Count the lines containing "modèles" in the entries underneath, and state that count without anything else.

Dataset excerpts
• • • •

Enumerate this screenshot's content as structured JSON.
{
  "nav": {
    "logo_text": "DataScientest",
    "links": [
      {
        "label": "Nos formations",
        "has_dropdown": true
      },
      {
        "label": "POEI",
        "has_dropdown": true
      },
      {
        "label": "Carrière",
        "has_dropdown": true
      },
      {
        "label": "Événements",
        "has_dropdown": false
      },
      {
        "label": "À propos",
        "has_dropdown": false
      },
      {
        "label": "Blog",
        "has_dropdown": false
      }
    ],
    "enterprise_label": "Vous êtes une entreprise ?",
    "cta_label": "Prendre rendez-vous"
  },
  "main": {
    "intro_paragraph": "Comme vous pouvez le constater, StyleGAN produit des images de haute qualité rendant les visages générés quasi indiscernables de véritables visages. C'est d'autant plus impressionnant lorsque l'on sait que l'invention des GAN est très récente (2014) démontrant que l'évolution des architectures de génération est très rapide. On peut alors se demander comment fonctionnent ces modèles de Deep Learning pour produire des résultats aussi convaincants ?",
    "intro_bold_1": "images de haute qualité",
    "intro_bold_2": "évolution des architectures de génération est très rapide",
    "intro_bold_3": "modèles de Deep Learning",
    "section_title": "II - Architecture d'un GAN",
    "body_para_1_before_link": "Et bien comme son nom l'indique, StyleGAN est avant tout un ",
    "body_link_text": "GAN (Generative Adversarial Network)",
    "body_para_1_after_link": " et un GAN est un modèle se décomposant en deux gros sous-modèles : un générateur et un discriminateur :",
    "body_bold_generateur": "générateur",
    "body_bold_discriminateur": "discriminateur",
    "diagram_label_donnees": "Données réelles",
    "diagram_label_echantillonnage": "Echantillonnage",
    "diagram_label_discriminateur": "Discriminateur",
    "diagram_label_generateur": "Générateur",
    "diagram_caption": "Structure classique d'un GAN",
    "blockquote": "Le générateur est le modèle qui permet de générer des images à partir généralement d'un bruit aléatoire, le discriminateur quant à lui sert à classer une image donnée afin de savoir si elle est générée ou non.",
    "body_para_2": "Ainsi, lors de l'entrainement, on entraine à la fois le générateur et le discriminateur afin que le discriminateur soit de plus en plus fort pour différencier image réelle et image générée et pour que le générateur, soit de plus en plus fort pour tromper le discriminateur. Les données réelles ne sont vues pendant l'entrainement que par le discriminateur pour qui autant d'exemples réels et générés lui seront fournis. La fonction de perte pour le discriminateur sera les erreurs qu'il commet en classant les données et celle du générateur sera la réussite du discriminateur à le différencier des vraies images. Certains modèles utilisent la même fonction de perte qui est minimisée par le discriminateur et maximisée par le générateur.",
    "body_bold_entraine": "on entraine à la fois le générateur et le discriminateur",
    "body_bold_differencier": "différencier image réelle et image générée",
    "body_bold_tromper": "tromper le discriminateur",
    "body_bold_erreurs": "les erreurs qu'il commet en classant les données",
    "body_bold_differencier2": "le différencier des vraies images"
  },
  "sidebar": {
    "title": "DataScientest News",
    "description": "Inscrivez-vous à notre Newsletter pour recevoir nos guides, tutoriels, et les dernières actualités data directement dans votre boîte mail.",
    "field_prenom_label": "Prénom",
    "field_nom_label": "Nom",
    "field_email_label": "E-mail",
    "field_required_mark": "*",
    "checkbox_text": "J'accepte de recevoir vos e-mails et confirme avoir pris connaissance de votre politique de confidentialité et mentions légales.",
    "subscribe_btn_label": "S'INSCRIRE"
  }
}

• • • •

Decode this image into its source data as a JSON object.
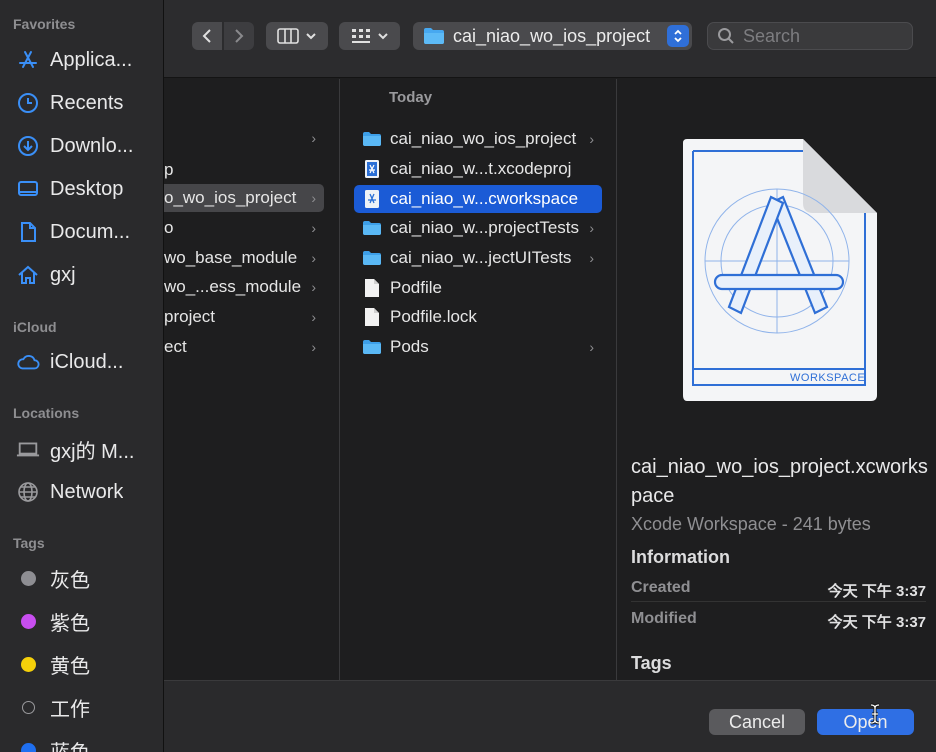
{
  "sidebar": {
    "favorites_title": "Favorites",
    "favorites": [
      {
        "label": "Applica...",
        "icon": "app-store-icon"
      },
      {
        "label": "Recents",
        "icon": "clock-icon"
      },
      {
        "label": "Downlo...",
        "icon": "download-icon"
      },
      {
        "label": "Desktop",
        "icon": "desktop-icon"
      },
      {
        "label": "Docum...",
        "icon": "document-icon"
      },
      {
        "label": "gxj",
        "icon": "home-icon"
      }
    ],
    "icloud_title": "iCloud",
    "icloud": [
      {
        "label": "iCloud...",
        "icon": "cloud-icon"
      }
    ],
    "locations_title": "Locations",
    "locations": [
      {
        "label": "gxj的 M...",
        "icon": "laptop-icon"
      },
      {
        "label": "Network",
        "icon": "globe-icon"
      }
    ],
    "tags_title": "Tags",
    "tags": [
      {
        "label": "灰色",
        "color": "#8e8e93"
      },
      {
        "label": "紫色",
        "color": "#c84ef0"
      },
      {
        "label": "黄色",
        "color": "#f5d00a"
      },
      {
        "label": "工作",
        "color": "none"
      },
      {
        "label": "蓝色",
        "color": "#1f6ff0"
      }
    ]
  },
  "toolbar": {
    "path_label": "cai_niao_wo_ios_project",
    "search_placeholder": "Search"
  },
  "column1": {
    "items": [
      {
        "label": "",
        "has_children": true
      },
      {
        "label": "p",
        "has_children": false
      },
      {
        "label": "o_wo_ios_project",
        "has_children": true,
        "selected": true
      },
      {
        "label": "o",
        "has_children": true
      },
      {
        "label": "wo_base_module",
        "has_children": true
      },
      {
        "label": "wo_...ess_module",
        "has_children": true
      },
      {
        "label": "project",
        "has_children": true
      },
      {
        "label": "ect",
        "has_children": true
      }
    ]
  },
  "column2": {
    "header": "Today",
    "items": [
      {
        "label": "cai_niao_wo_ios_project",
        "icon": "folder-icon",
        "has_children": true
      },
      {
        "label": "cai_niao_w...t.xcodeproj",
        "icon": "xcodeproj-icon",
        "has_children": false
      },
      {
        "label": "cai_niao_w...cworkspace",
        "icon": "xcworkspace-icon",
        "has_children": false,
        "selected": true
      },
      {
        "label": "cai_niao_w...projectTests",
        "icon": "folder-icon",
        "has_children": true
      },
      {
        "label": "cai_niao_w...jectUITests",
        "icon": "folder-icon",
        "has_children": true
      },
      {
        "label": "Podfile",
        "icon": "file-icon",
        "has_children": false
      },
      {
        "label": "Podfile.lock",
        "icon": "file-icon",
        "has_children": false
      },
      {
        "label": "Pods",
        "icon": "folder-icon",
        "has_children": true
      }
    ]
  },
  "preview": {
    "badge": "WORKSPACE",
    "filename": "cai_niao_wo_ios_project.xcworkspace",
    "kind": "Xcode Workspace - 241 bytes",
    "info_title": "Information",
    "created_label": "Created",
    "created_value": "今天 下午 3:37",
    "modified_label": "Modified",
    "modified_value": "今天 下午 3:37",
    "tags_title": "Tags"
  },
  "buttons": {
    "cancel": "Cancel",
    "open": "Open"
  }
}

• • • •

Expected answer
4